- **TASK STATEMENT**: In the listing below, every line with the word "calibration" needs to be copied.

= Beginning of Section =

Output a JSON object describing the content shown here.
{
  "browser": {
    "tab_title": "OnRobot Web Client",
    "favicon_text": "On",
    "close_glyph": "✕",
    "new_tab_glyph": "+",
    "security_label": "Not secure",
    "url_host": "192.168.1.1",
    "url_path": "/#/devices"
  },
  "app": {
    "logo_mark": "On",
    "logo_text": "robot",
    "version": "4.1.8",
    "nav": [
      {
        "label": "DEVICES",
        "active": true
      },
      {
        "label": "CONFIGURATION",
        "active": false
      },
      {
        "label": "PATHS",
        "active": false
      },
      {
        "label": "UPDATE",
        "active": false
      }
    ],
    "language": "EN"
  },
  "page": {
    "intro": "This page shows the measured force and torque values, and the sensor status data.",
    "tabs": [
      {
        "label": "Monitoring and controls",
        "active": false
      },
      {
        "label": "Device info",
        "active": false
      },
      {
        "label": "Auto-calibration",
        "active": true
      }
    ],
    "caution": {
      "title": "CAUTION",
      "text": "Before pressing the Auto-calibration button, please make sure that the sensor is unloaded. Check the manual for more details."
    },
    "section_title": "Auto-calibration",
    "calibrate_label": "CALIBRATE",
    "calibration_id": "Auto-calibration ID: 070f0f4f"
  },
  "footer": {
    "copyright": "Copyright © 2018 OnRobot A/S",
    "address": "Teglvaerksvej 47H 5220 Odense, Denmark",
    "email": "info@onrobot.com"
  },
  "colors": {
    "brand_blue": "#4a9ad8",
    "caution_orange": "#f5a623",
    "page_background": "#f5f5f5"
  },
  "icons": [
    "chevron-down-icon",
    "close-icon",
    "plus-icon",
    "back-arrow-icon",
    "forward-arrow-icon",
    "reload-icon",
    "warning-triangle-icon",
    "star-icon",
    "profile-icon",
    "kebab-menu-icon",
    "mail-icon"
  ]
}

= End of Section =

- **RESPONSE TO THIS EXERCISE**:
        "label": "Auto-calibration",
      "text": "Before pressing the Auto-calibration button, please make sure that the sensor is unloaded. Check the manual for more details."
    "section_title": "Auto-calibration",
    "calibration_id": "Auto-calibration ID: 070f0f4f"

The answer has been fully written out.